━━━ Data ━━━
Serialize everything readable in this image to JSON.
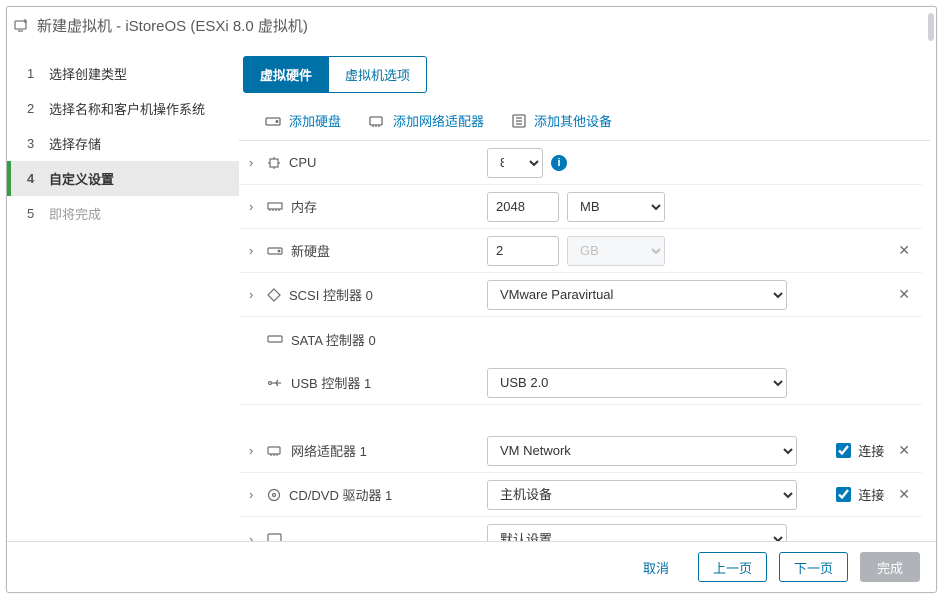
{
  "title": "新建虚拟机 - iStoreOS (ESXi 8.0 虚拟机)",
  "steps": [
    {
      "num": "1",
      "label": "选择创建类型"
    },
    {
      "num": "2",
      "label": "选择名称和客户机操作系统"
    },
    {
      "num": "3",
      "label": "选择存储"
    },
    {
      "num": "4",
      "label": "自定义设置"
    },
    {
      "num": "5",
      "label": "即将完成"
    }
  ],
  "tabs": {
    "hw": "虚拟硬件",
    "opts": "虚拟机选项"
  },
  "toolbar": {
    "add_disk": "添加硬盘",
    "add_nic": "添加网络适配器",
    "add_other": "添加其他设备"
  },
  "rows": {
    "cpu": {
      "label": "CPU",
      "value": "8"
    },
    "memory": {
      "label": "内存",
      "value": "2048",
      "unit": "MB"
    },
    "newdisk": {
      "label": "新硬盘",
      "value": "2",
      "unit": "GB"
    },
    "scsi": {
      "label": "SCSI 控制器 0",
      "value": "VMware Paravirtual"
    },
    "sata": {
      "label": "SATA 控制器 0"
    },
    "usb": {
      "label": "USB 控制器 1",
      "value": "USB 2.0"
    },
    "nic": {
      "label": "网络适配器 1",
      "value": "VM Network",
      "connect": "连接"
    },
    "cd": {
      "label": "CD/DVD 驱动器 1",
      "value": "主机设备",
      "connect": "连接"
    },
    "video": {
      "value": "默认设置"
    }
  },
  "footer": {
    "cancel": "取消",
    "prev": "上一页",
    "next": "下一页",
    "finish": "完成"
  }
}
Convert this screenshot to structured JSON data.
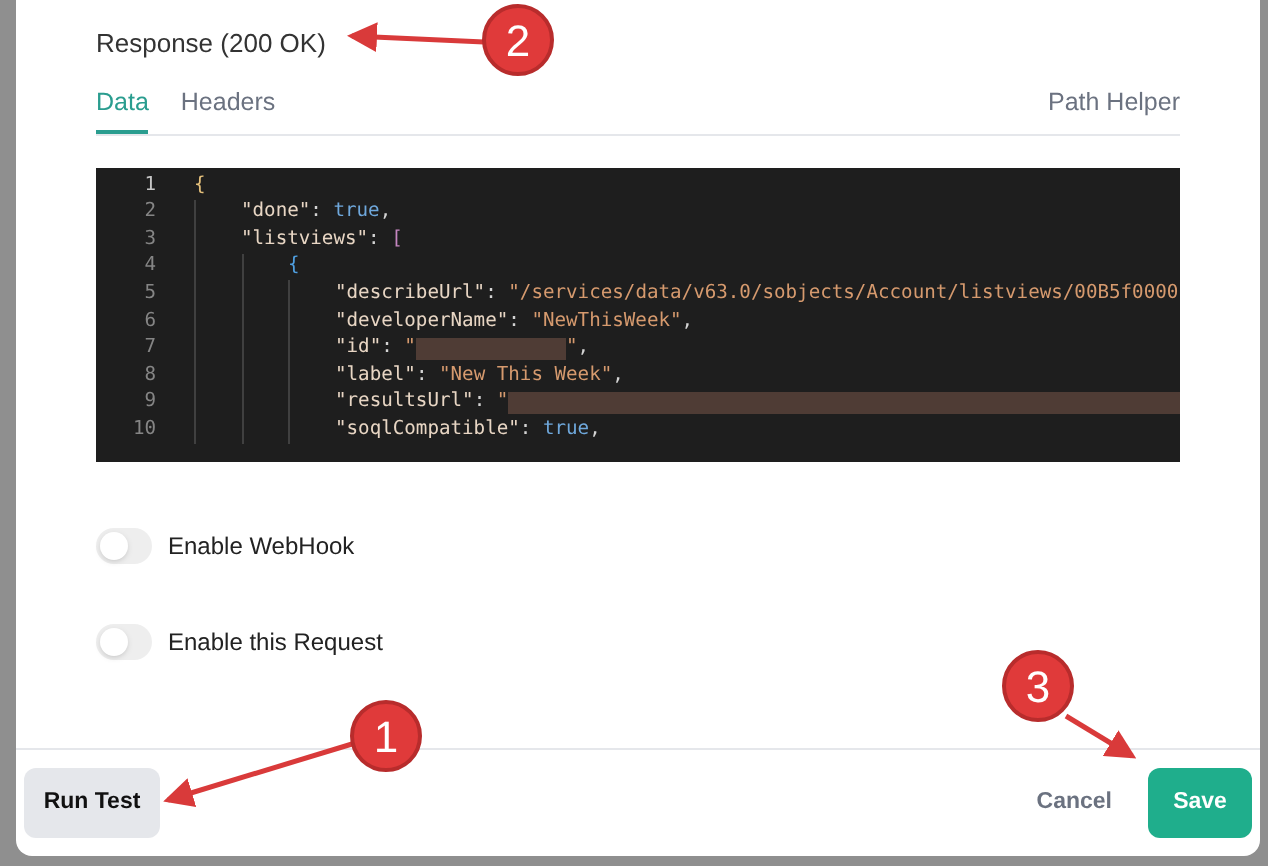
{
  "response": {
    "title": "Response (200 OK)"
  },
  "tabs": [
    {
      "label": "Data",
      "selected": true
    },
    {
      "label": "Headers",
      "selected": false
    }
  ],
  "path_helper": "Path Helper",
  "code_lines": [
    {
      "number": "1",
      "tokens": [
        {
          "kind": "bracket",
          "text": "{"
        }
      ],
      "children": [
        {
          "number": "2",
          "tokens": [
            {
              "kind": "key",
              "text": "\"done\""
            },
            {
              "kind": "punct",
              "text": ": "
            },
            {
              "kind": "literal",
              "text": "true"
            },
            {
              "kind": "punct",
              "text": ","
            }
          ]
        },
        {
          "number": "3",
          "tokens": [
            {
              "kind": "key",
              "text": "\"listviews\""
            },
            {
              "kind": "punct",
              "text": ": "
            },
            {
              "kind": "bracket2",
              "text": "["
            }
          ],
          "children": [
            {
              "number": "4",
              "tokens": [
                {
                  "kind": "bracket3",
                  "text": "{"
                }
              ],
              "children": [
                {
                  "number": "5",
                  "tokens": [
                    {
                      "kind": "key",
                      "text": "\"describeUrl\""
                    },
                    {
                      "kind": "punct",
                      "text": ": "
                    },
                    {
                      "kind": "string",
                      "text": "\"/services/data/v63.0/sobjects/Account/listviews/00B5f0000"
                    }
                  ]
                },
                {
                  "number": "6",
                  "tokens": [
                    {
                      "kind": "key",
                      "text": "\"developerName\""
                    },
                    {
                      "kind": "punct",
                      "text": ": "
                    },
                    {
                      "kind": "string",
                      "text": "\"NewThisWeek\""
                    },
                    {
                      "kind": "punct",
                      "text": ","
                    }
                  ]
                },
                {
                  "number": "7",
                  "tokens": [
                    {
                      "kind": "key",
                      "text": "\"id\""
                    },
                    {
                      "kind": "punct",
                      "text": ": "
                    },
                    {
                      "kind": "string",
                      "text": "\""
                    },
                    {
                      "kind": "redacted-short"
                    },
                    {
                      "kind": "string",
                      "text": "\""
                    },
                    {
                      "kind": "punct",
                      "text": ","
                    }
                  ]
                },
                {
                  "number": "8",
                  "tokens": [
                    {
                      "kind": "key",
                      "text": "\"label\""
                    },
                    {
                      "kind": "punct",
                      "text": ": "
                    },
                    {
                      "kind": "string",
                      "text": "\"New This Week\""
                    },
                    {
                      "kind": "punct",
                      "text": ","
                    }
                  ]
                },
                {
                  "number": "9",
                  "tokens": [
                    {
                      "kind": "key",
                      "text": "\"resultsUrl\""
                    },
                    {
                      "kind": "punct",
                      "text": ": "
                    },
                    {
                      "kind": "string",
                      "text": "\""
                    },
                    {
                      "kind": "redacted-long"
                    }
                  ]
                },
                {
                  "number": "10",
                  "tokens": [
                    {
                      "kind": "key",
                      "text": "\"soqlCompatible\""
                    },
                    {
                      "kind": "punct",
                      "text": ": "
                    },
                    {
                      "kind": "literal",
                      "text": "true"
                    },
                    {
                      "kind": "punct",
                      "text": ","
                    }
                  ]
                }
              ]
            }
          ]
        }
      ]
    }
  ],
  "toggles": [
    {
      "label": "Enable WebHook",
      "on": false
    },
    {
      "label": "Enable this Request",
      "on": false
    }
  ],
  "footer": {
    "run_test": "Run Test",
    "cancel": "Cancel",
    "save": "Save"
  },
  "callouts": [
    {
      "number": "2"
    },
    {
      "number": "1"
    },
    {
      "number": "3"
    }
  ]
}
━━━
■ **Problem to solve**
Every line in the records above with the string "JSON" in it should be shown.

■ **Written response**
Serialize everything readable in this image to JSON.
Convert this screenshot to structured JSON data.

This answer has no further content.